Dumbledore refuses, saying he knows all about the Death Eaters. Voldemort is furious, telling Dumbledore he is as “omniscient as ever.”
To which Dumbledore replies: “No, no. Merely friendly with the local barmen.”
14. Back to Trelawney and her seemingly terrible divination. In Prisoner of Azkaban, she says to Harry…
“I think I am right in saying, my dear, that you were born in midwinter?”
Harry tells her he was born in July, making her intuition seem way off base.
But guess who was born in Midwinter? Voldemort. Dec. 31, to be exact. In Deathly Hallows we discover Harry is a Horcrux, containing part of Voldemort’s soul – perhaps it was this that Trelawney was sensing, four years before Harry and the rest of us found out.
18. The “Dark Mark” given by Voldemort to his Death Eaters is a skull with a snake tongue.
This signifies Parselmouths, those with the ability to speak to snakes.
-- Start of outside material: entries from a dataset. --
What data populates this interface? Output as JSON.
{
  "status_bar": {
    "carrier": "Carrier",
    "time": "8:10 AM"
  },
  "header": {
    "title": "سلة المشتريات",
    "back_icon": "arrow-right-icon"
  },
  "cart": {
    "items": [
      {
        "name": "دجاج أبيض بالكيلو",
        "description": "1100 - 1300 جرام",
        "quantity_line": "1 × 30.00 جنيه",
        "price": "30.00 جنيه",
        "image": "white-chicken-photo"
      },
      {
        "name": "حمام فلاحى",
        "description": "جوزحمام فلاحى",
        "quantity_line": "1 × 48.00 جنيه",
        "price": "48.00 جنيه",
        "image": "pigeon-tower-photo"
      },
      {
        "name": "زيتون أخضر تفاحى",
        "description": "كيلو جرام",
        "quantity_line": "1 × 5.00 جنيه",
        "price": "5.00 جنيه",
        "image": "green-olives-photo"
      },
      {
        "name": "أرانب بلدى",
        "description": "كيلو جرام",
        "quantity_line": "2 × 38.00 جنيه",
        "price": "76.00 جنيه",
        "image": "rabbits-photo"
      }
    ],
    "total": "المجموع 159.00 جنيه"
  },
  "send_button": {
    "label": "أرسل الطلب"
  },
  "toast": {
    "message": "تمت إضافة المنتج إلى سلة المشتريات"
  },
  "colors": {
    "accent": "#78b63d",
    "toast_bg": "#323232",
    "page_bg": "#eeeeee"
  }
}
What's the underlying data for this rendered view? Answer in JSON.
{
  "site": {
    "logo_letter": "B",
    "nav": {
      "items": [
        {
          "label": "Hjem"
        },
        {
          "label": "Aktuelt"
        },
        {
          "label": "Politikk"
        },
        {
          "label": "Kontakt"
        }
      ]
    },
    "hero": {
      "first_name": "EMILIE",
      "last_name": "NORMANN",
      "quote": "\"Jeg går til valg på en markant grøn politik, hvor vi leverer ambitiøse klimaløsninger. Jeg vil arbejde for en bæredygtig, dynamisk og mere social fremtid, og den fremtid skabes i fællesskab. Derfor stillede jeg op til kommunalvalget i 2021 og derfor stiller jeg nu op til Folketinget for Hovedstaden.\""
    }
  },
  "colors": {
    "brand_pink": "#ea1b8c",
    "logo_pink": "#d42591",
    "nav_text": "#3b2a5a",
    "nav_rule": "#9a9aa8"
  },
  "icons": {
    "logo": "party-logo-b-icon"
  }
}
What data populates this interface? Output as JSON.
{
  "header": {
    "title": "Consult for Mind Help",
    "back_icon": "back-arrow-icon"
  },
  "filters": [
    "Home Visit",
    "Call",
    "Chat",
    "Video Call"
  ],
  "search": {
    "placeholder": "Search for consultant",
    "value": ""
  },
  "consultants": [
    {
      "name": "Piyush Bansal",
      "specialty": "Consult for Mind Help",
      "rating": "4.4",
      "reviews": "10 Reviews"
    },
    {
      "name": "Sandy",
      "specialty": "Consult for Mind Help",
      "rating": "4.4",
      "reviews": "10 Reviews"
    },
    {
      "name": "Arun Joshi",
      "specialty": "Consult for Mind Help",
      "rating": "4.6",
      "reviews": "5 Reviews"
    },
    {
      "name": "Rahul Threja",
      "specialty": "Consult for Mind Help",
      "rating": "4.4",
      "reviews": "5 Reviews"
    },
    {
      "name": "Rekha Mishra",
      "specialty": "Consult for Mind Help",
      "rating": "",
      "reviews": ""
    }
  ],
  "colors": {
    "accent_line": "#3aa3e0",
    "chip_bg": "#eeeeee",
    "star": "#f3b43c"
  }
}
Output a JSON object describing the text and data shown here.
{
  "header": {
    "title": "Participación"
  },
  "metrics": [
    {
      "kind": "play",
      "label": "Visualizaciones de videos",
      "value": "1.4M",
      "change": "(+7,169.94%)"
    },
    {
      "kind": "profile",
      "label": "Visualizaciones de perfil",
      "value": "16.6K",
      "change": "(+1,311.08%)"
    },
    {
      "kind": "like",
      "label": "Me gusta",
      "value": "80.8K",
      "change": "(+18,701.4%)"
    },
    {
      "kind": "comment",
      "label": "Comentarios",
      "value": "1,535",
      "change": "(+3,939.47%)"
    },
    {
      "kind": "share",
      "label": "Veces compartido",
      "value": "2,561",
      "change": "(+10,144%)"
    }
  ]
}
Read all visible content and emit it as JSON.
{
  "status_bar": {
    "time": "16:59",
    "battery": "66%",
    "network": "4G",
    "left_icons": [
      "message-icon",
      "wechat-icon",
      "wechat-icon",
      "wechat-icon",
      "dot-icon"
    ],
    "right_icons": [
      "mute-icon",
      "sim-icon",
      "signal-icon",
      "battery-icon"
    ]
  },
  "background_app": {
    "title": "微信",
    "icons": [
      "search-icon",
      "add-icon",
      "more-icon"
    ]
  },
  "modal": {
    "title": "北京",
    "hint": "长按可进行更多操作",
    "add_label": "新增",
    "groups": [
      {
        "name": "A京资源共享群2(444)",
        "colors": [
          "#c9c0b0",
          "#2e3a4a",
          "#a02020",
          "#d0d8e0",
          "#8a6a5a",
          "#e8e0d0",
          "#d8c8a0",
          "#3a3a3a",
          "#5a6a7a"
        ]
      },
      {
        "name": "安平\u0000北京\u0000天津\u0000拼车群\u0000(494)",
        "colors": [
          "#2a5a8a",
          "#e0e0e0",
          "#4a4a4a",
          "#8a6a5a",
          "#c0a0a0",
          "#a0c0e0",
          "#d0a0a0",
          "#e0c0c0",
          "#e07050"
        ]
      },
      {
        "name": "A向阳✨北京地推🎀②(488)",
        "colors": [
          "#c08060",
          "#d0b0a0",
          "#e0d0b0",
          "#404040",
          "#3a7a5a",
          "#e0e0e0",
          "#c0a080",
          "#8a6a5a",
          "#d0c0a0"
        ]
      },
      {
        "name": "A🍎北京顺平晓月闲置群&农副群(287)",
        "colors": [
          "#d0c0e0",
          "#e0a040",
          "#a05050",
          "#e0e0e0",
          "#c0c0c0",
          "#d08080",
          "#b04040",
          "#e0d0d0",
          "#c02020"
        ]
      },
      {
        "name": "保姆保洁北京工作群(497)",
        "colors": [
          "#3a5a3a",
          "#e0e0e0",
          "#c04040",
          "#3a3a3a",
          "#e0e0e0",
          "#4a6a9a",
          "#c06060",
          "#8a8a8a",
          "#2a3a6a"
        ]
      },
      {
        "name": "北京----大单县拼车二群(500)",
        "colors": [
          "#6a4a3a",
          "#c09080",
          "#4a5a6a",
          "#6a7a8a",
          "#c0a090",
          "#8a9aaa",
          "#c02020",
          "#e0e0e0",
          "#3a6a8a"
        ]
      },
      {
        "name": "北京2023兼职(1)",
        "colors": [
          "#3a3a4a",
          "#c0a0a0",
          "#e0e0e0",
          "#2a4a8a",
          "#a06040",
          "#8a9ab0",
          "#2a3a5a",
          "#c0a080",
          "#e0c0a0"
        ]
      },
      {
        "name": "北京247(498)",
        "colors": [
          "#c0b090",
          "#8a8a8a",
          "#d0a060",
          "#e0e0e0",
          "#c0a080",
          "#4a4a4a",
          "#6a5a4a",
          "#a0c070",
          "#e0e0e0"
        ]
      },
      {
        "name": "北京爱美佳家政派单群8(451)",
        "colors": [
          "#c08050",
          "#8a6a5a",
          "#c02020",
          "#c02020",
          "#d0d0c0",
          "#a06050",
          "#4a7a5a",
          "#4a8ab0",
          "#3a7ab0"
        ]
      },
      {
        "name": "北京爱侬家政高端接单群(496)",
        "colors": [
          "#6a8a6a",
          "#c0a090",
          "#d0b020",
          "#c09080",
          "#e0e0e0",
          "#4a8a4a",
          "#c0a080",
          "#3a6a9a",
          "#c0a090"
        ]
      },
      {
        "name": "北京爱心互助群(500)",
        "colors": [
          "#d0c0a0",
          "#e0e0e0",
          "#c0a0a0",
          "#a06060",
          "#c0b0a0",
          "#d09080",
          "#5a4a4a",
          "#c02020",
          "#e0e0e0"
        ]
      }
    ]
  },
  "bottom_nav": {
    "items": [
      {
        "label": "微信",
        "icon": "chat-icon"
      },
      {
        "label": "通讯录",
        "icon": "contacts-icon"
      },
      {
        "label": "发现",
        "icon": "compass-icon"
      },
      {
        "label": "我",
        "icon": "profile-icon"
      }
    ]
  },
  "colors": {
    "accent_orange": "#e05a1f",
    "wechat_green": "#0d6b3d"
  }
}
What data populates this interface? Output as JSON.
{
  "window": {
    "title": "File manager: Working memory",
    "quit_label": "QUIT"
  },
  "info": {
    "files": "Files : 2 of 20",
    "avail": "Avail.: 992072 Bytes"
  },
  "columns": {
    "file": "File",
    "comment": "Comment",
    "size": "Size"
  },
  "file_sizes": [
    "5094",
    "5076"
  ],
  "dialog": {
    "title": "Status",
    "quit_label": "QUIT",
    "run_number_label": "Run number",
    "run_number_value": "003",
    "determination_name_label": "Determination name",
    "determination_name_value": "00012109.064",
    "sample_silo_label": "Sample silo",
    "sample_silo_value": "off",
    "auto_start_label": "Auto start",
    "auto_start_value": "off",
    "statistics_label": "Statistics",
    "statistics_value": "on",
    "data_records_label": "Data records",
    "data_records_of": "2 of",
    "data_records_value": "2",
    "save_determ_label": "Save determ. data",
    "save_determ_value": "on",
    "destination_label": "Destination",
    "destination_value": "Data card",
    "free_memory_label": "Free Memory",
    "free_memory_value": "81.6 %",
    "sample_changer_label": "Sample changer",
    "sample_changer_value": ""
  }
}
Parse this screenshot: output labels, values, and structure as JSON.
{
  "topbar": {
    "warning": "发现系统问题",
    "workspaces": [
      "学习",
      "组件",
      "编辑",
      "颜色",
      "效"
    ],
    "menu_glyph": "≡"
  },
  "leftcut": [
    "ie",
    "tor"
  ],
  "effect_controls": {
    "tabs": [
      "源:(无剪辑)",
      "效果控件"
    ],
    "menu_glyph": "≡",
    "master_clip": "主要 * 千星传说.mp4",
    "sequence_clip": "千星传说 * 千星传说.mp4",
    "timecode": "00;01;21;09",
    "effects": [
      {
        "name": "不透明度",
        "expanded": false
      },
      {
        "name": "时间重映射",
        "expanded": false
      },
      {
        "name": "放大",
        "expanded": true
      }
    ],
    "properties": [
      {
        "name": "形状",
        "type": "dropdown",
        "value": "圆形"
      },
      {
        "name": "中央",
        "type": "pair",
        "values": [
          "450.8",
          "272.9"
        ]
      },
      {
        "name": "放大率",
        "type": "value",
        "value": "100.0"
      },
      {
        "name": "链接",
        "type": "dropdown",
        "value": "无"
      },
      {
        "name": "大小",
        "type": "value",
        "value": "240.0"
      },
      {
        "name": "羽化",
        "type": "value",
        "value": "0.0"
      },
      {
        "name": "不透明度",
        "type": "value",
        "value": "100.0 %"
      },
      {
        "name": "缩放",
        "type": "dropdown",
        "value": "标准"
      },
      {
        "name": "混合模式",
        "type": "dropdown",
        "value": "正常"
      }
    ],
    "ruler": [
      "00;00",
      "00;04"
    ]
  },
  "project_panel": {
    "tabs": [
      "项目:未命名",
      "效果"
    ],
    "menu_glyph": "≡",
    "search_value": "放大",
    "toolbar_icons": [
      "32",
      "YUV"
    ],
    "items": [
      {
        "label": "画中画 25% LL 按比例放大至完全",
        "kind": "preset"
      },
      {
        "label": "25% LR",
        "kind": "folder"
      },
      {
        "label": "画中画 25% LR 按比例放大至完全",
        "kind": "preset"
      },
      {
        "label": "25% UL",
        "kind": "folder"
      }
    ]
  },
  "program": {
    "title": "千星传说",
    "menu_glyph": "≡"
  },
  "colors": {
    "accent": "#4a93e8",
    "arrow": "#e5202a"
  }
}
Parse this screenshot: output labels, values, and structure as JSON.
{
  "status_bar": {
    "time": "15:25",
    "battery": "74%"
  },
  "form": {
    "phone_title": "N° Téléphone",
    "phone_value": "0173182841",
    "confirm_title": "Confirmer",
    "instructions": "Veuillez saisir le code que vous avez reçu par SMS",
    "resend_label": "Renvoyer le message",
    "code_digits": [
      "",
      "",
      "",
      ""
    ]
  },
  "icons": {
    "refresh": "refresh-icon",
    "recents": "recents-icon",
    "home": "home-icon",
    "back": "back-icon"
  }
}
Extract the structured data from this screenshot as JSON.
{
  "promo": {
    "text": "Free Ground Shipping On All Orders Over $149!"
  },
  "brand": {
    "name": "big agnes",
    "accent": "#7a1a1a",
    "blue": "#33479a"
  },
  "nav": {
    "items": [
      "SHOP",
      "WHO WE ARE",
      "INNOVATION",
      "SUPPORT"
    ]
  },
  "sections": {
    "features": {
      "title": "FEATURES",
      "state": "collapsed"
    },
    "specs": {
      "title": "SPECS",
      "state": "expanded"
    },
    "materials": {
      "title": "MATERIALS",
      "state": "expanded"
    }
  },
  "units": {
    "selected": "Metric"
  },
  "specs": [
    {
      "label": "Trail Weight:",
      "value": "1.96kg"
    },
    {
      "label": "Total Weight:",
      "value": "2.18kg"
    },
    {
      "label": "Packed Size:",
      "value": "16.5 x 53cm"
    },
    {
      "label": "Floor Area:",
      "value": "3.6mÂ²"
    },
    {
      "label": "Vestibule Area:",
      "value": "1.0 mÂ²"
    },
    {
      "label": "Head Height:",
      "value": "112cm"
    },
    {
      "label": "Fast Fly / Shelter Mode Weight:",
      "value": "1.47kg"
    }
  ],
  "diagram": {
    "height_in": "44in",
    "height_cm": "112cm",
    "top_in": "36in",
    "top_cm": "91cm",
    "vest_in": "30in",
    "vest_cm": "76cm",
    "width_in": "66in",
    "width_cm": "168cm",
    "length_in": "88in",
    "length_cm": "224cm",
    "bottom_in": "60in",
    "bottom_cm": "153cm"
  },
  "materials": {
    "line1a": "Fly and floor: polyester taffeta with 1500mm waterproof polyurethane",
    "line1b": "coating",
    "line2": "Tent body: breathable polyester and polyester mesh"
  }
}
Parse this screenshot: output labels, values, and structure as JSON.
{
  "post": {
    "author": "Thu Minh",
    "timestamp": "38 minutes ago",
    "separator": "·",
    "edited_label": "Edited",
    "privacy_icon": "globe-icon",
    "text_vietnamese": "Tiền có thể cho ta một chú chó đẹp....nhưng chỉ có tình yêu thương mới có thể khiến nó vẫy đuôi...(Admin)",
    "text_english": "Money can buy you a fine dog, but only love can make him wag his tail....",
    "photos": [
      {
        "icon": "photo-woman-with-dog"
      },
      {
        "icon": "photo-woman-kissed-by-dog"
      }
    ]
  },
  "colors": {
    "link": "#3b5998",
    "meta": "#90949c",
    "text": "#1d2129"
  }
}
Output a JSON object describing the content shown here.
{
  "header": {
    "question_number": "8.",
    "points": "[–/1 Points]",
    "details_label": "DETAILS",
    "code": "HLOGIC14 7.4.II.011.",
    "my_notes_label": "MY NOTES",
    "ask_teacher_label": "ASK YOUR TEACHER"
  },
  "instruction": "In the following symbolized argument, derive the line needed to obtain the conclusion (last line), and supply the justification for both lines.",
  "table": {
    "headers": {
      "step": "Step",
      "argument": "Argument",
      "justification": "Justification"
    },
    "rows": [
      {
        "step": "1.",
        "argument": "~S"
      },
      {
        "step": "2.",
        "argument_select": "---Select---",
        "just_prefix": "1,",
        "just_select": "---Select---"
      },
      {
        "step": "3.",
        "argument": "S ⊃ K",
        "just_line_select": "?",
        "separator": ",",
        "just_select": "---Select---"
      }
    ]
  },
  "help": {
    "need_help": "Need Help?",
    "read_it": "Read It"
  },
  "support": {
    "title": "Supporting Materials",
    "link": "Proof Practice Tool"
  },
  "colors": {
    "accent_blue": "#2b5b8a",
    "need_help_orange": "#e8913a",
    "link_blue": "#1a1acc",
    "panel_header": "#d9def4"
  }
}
Voldemort chose the mark as he saw himself as the heir of Slytherin. But there is another source of inspiration.
19. In Goblet of Fire, Harry and Ron make up predictions for their Divination homework, inadvertently predicting exactly what will happen to Harry in the Triwizard Tournament.
First he will be “in danger of burns”, next he will “lose a treasured possession”, then he will get “stabbed in the back by someone you thought was a friend” (Professor Moody) and finally he will “come off worse in a fight”.
Harry’s first task was to face a dragon and risk being burned alive, then he lost a treasured possession when Ron and Hermione were taken and put in the lake.
Next, Professor Moody, who he thought was a friend, betrayed him. And he came off worse in a fight during the duel with Voldemort at the graveyard, when Cedric was killed.
21. Finally there’s Natalie McDonald, the only real person to be included in the Harry Potter books.
This line appears on page 159 of the British version of Goblet of Fire. Natalie was a 9-year old Canadian girl dying of leukemia, who didn’t expect to live to read the fourth Harry Potter book. J.K. Rowling emailed Natalie and told her the story, a year before it would be published. As a tribute, she included Natalie as a character in the book, so her memory would live on.
Harry’s wand, as correctly pointed out by a powerful witch or wizard in the comments, was made from Holly. The Muggle who wrote this post accidentally said that Harry’s wand was also made from Yew.